Records from a data collection:
== Segment start ==

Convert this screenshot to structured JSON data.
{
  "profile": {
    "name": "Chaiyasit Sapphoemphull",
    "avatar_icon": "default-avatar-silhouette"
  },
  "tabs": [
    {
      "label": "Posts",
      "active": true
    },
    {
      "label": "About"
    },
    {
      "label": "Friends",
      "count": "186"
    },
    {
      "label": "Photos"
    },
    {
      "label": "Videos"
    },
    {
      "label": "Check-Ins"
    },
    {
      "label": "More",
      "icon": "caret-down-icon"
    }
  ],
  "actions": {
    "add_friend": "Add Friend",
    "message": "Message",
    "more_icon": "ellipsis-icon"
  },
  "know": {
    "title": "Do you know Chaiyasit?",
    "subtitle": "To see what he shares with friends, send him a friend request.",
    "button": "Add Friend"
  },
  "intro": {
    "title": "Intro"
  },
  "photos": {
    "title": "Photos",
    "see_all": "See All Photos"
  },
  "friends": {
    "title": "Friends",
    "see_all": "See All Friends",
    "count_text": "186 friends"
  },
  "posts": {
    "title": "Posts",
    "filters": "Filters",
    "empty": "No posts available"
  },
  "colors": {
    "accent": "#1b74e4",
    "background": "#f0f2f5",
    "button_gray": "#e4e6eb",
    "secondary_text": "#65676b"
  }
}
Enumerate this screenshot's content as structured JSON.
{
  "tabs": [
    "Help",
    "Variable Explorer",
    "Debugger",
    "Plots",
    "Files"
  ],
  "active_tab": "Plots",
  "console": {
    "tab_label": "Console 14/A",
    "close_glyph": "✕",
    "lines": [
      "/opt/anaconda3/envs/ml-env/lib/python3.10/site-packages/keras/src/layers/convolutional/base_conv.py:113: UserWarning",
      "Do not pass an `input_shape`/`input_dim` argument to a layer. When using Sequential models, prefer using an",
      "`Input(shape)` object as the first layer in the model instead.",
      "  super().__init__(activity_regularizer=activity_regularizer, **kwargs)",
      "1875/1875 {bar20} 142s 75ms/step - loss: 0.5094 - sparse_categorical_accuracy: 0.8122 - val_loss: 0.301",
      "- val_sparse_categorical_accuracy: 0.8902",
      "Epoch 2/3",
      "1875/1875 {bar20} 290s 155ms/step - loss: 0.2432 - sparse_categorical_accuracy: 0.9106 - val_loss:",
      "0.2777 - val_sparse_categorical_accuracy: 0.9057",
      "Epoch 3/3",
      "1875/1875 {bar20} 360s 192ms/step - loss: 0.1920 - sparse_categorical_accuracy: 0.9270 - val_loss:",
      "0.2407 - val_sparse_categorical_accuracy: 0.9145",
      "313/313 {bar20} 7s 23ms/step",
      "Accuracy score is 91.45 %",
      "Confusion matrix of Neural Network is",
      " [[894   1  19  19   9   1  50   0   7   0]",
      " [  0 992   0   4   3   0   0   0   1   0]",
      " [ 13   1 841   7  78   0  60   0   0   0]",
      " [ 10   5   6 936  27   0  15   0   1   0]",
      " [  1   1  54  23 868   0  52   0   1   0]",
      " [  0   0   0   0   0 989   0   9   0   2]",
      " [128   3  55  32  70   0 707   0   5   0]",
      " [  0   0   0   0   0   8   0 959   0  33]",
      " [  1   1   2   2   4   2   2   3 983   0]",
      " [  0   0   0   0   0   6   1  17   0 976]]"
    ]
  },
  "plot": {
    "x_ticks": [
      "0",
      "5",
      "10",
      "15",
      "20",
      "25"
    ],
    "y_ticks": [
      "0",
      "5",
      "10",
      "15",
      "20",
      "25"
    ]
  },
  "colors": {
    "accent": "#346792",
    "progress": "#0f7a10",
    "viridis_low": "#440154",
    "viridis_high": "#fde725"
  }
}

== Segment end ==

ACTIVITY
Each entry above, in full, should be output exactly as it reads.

ANSWER TO THE PROBLEM
Convert this screenshot to structured JSON data.
{
  "profile": {
    "name": "Chaiyasit Sapphoemphull",
    "avatar_icon": "default-avatar-silhouette"
  },
  "tabs": [
    {
      "label": "Posts",
      "active": true
    },
    {
      "label": "About"
    },
    {
      "label": "Friends",
      "count": "186"
    },
    {
      "label": "Photos"
    },
    {
      "label": "Videos"
    },
    {
      "label": "Check-Ins"
    },
    {
      "label": "More",
      "icon": "caret-down-icon"
    }
  ],
  "actions": {
    "add_friend": "Add Friend",
    "message": "Message",
    "more_icon": "ellipsis-icon"
  },
  "know": {
    "title": "Do you know Chaiyasit?",
    "subtitle": "To see what he shares with friends, send him a friend request.",
    "button": "Add Friend"
  },
  "intro": {
    "title": "Intro"
  },
  "photos": {
    "title": "Photos",
    "see_all": "See All Photos"
  },
  "friends": {
    "title": "Friends",
    "see_all": "See All Friends",
    "count_text": "186 friends"
  },
  "posts": {
    "title": "Posts",
    "filters": "Filters",
    "empty": "No posts available"
  },
  "colors": {
    "accent": "#1b74e4",
    "background": "#f0f2f5",
    "button_gray": "#e4e6eb",
    "secondary_text": "#65676b"
  }
}
Enumerate this screenshot's content as structured JSON.
{
  "tabs": [
    "Help",
    "Variable Explorer",
    "Debugger",
    "Plots",
    "Files"
  ],
  "active_tab": "Plots",
  "console": {
    "tab_label": "Console 14/A",
    "close_glyph": "✕",
    "lines": [
      "/opt/anaconda3/envs/ml-env/lib/python3.10/site-packages/keras/src/layers/convolutional/base_conv.py:113: UserWarning",
      "Do not pass an `input_shape`/`input_dim` argument to a layer. When using Sequential models, prefer using an",
      "`Input(shape)` object as the first layer in the model instead.",
      "  super().__init__(activity_regularizer=activity_regularizer, **kwargs)",
      "1875/1875 {bar20} 142s 75ms/step - loss: 0.5094 - sparse_categorical_accuracy: 0.8122 - val_loss: 0.301",
      "- val_sparse_categorical_accuracy: 0.8902",
      "Epoch 2/3",
      "1875/1875 {bar20} 290s 155ms/step - loss: 0.2432 - sparse_categorical_accuracy: 0.9106 - val_loss:",
      "0.2777 - val_sparse_categorical_accuracy: 0.9057",
      "Epoch 3/3",
      "1875/1875 {bar20} 360s 192ms/step - loss: 0.1920 - sparse_categorical_accuracy: 0.9270 - val_loss:",
      "0.2407 - val_sparse_categorical_accuracy: 0.9145",
      "313/313 {bar20} 7s 23ms/step",
      "Accuracy score is 91.45 %",
      "Confusion matrix of Neural Network is",
      " [[894   1  19  19   9   1  50   0   7   0]",
      " [  0 992   0   4   3   0   0   0   1   0]",
      " [ 13   1 841   7  78   0  60   0   0   0]",
      " [ 10   5   6 936  27   0  15   0   1   0]",
      " [  1   1  54  23 868   0  52   0   1   0]",
      " [  0   0   0   0   0 989   0   9   0   2]",
      " [128   3  55  32  70   0 707   0   5   0]",
      " [  0   0   0   0   0   8   0 959   0  33]",
      " [  1   1   2   2   4   2   2   3 983   0]",
      " [  0   0   0   0   0   6   1  17   0 976]]"
    ]
  },
  "plot": {
    "x_ticks": [
      "0",
      "5",
      "10",
      "15",
      "20",
      "25"
    ],
    "y_ticks": [
      "0",
      "5",
      "10",
      "15",
      "20",
      "25"
    ]
  },
  "colors": {
    "accent": "#346792",
    "progress": "#0f7a10",
    "viridis_low": "#440154",
    "viridis_high": "#fde725"
  }
}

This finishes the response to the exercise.